A modern Greek Orthodox church in Shrewsbury, England.
A modern iconostasis at the Russian Orthodox church of St Nicholas in Amsterdam.
The effect of Schmemann on the Eastern Catholic Churches is just as notable. I am told that if you had gone into a Byzantine Catholic church in the 1950s, you would have seen something different from the Orthodox liturgies that Schmemann was criticizing. It would most likely have been a highly Romanized version of the Divine Liturgy, very close in style and content to a Roman Mass. Now, you are more likely to see a reformed Divine Liturgy which is purged of its Roman influence and reflects the ‘Eastern Ressourcement’ influence of Schmemann.

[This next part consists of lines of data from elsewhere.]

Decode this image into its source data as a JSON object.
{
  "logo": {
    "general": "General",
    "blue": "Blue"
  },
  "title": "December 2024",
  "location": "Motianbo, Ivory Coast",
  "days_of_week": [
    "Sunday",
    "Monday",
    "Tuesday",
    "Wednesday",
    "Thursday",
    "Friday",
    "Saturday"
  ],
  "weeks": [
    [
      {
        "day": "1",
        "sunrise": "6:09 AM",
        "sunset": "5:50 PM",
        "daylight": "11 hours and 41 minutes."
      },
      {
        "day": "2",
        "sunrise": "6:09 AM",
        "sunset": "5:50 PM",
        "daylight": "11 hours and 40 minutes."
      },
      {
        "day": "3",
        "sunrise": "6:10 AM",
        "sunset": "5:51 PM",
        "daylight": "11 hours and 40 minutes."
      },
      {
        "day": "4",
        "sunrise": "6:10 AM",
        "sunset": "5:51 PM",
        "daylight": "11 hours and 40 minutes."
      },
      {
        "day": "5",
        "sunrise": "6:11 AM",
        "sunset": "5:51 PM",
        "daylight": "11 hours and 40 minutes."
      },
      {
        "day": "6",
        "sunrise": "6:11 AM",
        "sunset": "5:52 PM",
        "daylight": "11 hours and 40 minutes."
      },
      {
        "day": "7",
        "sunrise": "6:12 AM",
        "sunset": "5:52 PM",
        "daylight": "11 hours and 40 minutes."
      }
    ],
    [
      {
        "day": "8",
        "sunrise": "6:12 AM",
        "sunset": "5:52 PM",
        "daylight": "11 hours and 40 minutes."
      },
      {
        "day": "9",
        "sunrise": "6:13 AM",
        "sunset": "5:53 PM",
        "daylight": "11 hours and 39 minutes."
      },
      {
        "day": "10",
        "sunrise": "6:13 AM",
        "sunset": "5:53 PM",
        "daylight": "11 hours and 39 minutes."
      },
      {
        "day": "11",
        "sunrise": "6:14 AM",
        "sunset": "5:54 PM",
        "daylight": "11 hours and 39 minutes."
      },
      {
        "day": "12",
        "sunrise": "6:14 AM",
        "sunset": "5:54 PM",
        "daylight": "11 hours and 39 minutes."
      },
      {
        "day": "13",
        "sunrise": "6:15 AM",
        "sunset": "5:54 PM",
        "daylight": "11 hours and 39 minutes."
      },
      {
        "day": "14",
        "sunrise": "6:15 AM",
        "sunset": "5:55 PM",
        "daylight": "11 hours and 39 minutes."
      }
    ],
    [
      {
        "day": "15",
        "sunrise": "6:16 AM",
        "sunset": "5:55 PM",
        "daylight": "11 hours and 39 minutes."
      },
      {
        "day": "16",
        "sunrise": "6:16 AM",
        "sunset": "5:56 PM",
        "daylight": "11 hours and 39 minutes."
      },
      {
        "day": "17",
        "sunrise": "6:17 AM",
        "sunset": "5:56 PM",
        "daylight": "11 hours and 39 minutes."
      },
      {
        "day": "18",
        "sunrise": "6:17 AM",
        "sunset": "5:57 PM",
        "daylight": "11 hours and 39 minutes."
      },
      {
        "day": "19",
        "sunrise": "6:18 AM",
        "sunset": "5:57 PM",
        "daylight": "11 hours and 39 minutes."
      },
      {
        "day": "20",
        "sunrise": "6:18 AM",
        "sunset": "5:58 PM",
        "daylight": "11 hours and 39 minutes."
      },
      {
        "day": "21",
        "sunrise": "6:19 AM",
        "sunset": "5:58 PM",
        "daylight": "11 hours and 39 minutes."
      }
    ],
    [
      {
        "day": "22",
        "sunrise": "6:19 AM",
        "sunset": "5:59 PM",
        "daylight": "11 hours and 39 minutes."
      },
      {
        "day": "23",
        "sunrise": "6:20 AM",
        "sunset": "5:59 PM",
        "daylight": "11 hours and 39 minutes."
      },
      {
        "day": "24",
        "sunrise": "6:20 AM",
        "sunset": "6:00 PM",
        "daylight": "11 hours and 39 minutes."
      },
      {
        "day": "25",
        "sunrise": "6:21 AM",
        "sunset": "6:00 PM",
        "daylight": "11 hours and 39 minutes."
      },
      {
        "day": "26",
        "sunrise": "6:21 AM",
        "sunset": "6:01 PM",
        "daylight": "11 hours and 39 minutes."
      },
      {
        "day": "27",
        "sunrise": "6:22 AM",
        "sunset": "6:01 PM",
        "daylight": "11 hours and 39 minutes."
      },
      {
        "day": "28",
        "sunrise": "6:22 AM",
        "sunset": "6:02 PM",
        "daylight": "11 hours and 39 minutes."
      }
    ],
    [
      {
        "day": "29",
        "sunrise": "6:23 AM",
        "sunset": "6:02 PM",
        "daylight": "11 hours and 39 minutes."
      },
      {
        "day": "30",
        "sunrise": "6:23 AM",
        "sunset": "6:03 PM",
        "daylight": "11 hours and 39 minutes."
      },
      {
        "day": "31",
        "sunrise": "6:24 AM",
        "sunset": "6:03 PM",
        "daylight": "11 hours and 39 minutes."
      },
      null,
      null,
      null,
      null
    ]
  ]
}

These Churches do recognize Vatican II, but in this case the Council had very little to say about them (although what was said was very positive). The changes in the liturgy conform to an instruction that was part of a single sentence in Orientalium Ecclesiarum, the decree of the Council, promulgated in 1964 to the Eastern Church. It declared:
...it is the mind of the Catholic Church that each individual Church or Rite should retain its traditions whole and entire and likewise that it should adapt its way of life to the different needs of time and place. (2).
The fact that a single sentence of instruction can bear such fruit undermines the argument of some critics of the Council, that it was deliberately written in a tone of aggressive ambiguity in order to sow confusion. It suggests, on the contrary, that there was more than sufficient detail addressed to the Roman Church, if one accepts and genuinely takes the trouble to try to understand what was said. No matter how clearly articulated, and detailed the language of the Constitutions, if on the other hand, people are disposed willfully to misinterpret or ignore the text, they will do so. And this, I suggest, is what has happened.

A number of thoughts arise from this. First, Schmemann was part of the expatriate community in Paris in the mid-20th century that included the great figures that re-established the traditional forms of the iconographic tradition, such as Ouspensky, Kroug, Lossky, and Evdokimov. It strikes me as no accident that a reform of the liturgy and a reform of the culture of faith go hand in hand. The approach to tradition and its relation to modernity is driven by the same principle, which is exactly what I learned in my icon painting classes with Aidan Hart. There has been a similar flourishing of Orthodox architecture and music. All of this is still largely absent in the Western Church, where we swing between the poles of historicism and liberalism. If we are to evangelize the culture of the West, we still need, I believe, that liturgical reform. Neither the Tridentine Mass circa 1955 nor the standard suburban rite, circa 1970 can drive it, in my opinion.

Second, it does beg the question: why have Eastern Churches reformed their liturgies successfully with little or no input from the Council, while the Roman Church, to which most of what the Council had to say was directed, has failed so spectacularly?
I have some thoughts on this, which I will address in a future blog post. (However, I would say that one factor is the difference in governance as highlighted in Everything Hidden Shall Be Revealed, Ridding the Church of Abuses of Sex and Power by Adam DeVille, published by Angelico Press.)

More recent articles:

For more articles, see the NLM archives: